This summer five Rockwood high school seniors served as interns at the Bio-Research & Development Growth (BRDG) Park. That facility at Donald Danforth Plant Science Center conducts biology, genetics and forensics-related experiments.
The students are part of a Rockwood Partners in Education (PIE) program known as Project Interface. This unique internship offers qualified seniors a chance to experience what their desired career.
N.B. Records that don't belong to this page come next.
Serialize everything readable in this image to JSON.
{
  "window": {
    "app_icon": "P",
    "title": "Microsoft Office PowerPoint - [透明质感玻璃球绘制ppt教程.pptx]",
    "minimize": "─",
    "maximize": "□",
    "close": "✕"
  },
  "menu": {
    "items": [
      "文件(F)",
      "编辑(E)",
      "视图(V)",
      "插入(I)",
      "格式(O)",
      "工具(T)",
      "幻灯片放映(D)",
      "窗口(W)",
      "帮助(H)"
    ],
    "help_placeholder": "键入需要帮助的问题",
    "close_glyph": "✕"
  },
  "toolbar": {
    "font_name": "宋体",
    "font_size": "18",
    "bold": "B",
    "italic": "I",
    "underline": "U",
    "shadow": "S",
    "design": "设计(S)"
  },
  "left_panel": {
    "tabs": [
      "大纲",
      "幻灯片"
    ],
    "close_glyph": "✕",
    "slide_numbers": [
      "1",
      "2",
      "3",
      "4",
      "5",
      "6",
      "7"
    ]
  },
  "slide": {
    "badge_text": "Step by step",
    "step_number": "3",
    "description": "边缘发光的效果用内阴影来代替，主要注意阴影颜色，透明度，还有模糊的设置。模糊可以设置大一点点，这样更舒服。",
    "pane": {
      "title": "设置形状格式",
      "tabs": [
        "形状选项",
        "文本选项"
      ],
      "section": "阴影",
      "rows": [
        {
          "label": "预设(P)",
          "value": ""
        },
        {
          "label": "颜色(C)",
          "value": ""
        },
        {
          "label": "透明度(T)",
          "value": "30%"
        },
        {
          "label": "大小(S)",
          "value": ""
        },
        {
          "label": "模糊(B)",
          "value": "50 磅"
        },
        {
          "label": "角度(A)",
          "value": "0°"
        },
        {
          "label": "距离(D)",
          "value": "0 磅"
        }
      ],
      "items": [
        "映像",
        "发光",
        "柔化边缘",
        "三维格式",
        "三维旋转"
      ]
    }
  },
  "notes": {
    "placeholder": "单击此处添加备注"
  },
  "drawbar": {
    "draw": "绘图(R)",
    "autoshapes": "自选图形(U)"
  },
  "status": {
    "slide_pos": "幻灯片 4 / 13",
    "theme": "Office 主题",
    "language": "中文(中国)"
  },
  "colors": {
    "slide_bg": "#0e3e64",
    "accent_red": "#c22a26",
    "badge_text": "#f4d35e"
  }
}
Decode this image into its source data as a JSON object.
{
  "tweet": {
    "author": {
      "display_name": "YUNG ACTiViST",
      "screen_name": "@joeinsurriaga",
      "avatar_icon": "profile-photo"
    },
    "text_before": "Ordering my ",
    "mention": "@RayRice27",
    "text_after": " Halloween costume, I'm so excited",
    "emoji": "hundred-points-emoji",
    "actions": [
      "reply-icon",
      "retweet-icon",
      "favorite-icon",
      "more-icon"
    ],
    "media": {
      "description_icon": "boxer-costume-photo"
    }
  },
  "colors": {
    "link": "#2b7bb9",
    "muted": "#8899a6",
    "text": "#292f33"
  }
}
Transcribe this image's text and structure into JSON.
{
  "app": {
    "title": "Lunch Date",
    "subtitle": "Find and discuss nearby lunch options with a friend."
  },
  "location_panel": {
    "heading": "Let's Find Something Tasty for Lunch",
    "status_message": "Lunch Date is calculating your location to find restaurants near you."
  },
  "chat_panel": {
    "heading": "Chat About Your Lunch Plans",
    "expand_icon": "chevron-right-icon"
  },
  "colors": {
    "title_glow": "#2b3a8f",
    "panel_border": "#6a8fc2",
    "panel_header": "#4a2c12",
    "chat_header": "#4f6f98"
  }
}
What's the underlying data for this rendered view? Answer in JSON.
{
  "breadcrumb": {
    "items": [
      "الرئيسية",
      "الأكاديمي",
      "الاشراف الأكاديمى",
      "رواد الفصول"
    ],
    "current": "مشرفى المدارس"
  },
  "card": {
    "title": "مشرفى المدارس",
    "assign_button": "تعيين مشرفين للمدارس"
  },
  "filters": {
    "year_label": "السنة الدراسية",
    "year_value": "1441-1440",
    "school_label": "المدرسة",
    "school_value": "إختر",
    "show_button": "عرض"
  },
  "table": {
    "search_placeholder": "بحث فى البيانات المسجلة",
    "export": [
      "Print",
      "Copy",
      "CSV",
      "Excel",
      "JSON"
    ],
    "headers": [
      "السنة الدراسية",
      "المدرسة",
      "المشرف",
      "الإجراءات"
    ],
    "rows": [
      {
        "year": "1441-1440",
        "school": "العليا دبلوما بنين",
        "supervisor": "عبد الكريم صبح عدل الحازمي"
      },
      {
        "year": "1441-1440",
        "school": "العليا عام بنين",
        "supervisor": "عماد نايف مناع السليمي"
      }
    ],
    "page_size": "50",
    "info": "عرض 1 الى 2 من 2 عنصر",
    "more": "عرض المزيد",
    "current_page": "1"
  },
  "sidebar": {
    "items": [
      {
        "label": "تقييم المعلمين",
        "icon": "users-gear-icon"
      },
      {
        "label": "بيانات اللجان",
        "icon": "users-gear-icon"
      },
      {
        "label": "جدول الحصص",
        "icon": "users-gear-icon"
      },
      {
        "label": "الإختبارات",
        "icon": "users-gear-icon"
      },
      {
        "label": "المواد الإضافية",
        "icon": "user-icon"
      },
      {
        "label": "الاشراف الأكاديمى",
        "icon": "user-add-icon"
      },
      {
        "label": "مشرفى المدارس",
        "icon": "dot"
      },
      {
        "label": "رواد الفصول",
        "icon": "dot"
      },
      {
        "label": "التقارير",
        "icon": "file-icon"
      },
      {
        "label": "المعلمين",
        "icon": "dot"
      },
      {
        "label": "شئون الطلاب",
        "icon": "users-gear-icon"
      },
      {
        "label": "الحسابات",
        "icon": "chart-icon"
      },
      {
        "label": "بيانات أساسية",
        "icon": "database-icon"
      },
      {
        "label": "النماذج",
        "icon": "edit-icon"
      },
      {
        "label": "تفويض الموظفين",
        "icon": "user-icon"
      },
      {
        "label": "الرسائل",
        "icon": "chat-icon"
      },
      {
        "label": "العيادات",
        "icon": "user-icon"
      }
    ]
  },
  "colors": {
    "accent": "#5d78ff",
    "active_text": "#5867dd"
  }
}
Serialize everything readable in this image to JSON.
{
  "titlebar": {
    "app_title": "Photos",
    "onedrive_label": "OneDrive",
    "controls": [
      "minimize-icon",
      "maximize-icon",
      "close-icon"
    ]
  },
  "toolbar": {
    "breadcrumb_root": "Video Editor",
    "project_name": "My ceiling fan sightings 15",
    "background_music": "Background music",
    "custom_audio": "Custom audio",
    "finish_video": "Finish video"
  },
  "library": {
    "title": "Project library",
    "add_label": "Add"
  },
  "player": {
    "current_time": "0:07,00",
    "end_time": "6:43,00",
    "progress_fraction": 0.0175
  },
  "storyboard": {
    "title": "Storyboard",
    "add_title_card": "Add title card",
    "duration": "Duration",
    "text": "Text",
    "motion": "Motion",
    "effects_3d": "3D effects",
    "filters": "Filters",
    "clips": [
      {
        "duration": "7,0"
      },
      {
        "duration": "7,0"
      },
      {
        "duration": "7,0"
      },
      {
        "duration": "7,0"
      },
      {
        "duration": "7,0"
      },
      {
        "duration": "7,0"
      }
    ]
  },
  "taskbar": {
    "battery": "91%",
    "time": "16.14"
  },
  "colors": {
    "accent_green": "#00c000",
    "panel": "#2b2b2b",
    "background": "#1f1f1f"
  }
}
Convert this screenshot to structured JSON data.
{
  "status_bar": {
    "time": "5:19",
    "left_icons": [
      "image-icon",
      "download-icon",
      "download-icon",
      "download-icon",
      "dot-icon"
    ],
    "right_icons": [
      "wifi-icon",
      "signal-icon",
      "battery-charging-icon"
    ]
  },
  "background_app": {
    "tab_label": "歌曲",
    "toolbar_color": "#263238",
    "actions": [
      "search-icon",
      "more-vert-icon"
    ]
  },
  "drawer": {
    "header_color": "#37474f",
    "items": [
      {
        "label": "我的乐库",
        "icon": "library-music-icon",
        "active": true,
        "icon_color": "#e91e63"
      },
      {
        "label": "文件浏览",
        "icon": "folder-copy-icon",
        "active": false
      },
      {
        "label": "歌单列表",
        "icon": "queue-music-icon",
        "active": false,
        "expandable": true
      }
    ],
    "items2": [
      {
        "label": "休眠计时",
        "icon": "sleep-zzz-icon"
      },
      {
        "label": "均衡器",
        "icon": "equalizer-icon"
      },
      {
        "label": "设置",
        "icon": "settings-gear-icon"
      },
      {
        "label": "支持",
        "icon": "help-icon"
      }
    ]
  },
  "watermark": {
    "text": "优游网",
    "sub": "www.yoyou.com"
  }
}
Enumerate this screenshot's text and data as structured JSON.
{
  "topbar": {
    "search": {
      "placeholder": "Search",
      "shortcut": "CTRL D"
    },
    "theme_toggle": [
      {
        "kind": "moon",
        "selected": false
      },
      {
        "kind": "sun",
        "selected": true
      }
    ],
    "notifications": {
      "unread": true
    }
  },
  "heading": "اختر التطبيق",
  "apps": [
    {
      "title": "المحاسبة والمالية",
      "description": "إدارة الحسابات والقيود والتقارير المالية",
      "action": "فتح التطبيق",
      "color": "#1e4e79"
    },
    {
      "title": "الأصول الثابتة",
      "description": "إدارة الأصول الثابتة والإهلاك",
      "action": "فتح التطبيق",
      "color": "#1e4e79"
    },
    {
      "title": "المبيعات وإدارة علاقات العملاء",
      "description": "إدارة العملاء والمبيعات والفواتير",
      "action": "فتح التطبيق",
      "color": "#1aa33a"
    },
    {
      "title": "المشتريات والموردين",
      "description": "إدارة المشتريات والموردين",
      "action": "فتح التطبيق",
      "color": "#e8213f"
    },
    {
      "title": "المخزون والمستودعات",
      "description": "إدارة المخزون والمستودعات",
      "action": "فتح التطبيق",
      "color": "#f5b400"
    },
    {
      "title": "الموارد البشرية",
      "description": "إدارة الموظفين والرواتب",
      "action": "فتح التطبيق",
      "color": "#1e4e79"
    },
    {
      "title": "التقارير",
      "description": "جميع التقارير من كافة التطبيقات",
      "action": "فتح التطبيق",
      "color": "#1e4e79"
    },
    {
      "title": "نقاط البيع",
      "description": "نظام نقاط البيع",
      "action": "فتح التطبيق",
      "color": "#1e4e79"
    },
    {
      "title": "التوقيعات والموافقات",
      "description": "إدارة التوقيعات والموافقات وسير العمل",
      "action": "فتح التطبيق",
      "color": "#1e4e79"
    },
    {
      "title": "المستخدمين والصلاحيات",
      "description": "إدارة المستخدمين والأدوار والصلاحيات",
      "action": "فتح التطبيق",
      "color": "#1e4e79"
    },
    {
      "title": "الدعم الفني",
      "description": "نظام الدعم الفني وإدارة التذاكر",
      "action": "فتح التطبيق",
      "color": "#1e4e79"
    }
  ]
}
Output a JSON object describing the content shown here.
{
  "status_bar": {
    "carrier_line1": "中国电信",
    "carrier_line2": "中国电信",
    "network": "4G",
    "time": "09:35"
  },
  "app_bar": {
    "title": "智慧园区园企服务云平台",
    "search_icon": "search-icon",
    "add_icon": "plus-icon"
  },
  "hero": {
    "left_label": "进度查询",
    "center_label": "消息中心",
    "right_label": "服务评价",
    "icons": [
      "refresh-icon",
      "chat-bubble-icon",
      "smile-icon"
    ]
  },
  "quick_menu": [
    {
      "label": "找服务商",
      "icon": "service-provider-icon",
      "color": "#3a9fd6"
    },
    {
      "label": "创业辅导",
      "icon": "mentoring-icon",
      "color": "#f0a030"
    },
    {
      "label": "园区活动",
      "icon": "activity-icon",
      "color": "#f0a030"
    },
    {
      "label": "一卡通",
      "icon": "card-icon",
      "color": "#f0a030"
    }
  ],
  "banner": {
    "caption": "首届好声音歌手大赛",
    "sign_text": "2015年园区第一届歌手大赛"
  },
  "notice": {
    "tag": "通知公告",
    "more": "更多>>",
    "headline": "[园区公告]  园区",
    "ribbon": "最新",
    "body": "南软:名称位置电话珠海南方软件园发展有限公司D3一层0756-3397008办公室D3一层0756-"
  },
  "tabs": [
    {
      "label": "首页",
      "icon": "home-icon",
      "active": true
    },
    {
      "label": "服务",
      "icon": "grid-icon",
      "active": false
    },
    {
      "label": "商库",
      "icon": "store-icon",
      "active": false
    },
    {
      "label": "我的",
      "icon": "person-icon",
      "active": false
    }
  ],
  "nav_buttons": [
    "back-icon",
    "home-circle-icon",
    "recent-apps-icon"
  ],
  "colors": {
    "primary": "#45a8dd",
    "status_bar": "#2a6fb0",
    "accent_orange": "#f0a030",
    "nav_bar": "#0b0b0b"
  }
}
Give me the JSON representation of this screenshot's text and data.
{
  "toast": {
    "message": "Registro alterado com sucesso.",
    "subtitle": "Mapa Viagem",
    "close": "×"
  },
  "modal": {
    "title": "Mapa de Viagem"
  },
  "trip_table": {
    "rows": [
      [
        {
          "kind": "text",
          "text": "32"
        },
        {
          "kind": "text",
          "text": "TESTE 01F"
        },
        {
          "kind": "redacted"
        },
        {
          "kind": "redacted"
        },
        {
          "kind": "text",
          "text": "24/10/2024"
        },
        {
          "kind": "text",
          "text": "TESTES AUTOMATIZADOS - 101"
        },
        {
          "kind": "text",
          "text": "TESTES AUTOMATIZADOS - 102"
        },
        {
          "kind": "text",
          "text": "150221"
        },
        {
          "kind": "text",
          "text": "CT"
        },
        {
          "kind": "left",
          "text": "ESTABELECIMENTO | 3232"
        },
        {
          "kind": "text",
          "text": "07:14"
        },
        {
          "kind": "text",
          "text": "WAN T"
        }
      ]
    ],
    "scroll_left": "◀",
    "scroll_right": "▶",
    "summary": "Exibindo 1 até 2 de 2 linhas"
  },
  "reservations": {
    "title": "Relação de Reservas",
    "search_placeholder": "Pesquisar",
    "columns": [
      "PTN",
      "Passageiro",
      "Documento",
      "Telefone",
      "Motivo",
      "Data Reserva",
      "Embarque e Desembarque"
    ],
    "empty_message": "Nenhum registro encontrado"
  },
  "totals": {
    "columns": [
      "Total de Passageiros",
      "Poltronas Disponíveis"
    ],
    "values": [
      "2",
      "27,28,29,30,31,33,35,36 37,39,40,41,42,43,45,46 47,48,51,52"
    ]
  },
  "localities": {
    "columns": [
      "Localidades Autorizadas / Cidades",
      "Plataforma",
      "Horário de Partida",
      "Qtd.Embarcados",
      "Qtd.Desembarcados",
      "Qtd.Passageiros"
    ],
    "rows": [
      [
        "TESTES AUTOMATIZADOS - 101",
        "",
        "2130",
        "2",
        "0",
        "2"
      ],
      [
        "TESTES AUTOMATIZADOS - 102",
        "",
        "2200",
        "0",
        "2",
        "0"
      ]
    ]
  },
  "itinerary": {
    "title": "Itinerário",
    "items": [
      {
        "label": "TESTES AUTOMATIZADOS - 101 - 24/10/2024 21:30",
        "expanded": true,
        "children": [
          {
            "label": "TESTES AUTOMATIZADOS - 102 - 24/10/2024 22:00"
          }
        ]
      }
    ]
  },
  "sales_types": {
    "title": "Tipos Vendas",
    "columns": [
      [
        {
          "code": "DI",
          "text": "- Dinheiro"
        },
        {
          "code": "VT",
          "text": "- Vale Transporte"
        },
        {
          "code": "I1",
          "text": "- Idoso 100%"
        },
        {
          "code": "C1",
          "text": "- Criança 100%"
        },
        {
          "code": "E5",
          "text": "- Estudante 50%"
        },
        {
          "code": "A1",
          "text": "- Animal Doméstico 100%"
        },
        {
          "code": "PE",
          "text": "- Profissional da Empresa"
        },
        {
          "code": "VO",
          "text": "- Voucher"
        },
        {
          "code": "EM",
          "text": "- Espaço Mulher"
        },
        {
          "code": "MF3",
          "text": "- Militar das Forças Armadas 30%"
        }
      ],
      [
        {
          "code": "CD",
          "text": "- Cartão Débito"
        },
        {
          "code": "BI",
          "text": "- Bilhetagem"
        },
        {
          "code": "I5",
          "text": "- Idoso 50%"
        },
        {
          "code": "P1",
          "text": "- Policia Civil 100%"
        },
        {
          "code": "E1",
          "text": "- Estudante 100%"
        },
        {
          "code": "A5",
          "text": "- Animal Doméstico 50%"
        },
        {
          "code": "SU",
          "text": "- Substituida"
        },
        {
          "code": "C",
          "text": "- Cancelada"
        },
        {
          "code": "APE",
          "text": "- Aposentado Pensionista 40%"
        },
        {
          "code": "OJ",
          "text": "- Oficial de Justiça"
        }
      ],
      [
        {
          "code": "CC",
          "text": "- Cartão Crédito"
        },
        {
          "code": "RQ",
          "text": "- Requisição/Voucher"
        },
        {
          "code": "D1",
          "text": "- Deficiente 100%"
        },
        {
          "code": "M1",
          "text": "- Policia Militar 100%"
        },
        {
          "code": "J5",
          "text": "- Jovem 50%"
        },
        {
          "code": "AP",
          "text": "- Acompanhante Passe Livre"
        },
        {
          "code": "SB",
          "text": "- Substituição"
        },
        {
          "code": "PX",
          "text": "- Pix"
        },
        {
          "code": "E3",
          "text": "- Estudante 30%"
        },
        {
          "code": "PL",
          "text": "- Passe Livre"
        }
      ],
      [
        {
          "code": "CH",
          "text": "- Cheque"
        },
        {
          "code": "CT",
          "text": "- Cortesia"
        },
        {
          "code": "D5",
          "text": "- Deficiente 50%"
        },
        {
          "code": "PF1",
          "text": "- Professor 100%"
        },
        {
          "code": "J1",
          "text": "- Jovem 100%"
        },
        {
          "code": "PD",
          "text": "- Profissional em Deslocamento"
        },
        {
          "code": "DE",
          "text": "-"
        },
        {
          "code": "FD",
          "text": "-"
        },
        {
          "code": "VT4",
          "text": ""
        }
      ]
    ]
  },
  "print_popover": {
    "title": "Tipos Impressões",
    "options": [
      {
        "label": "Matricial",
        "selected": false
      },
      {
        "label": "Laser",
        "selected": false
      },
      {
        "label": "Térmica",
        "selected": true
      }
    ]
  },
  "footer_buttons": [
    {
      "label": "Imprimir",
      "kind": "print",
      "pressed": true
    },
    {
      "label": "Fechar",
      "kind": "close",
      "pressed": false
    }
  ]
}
In this case the students are interested in science research.
Marquette High School senior Jay Murali said he has enjoyed his internship more than any other because of how hands-on it is and the flexibility it allows.
"We have a lot of freedom in how we choose to operate," he said. "We can go at our own pace in the experiments so we have a lot of freedom of movement, which is similar to a legitimate lab environment."
Marquette senior Emma Leary and Eureka senior Nathan Jackson said they have gained a lot from their experience.
Leary said, "We're introduced to professional equipment that most people wouldn't see in their lifetime and we get to learn what the equipment does and how to use it."
"It's really nice to be put in a lab environment and see another side of biology," said Jackson. "Here you actually get to apply it a lot more and conduct much more advanced procedures than those in a normal high school environment." Jackson said.
Project Interface Coordinator Kim Litzau said the purpose of the program is to offer students a real world opportunity.
"It gives students a good taste of what a career is really like in a setting that's professional," said Litzau.
Murali said his experience at BRDG Park has reaffirmed his decision to go into a field that incorporates science research.
"I think learning how to apply all the knowledge I've received in school is something I want to continue to do in the future," Murali said.
--by Nicole Gutierrez, student intern with Project Interface and the Rockwood Partners in Education program.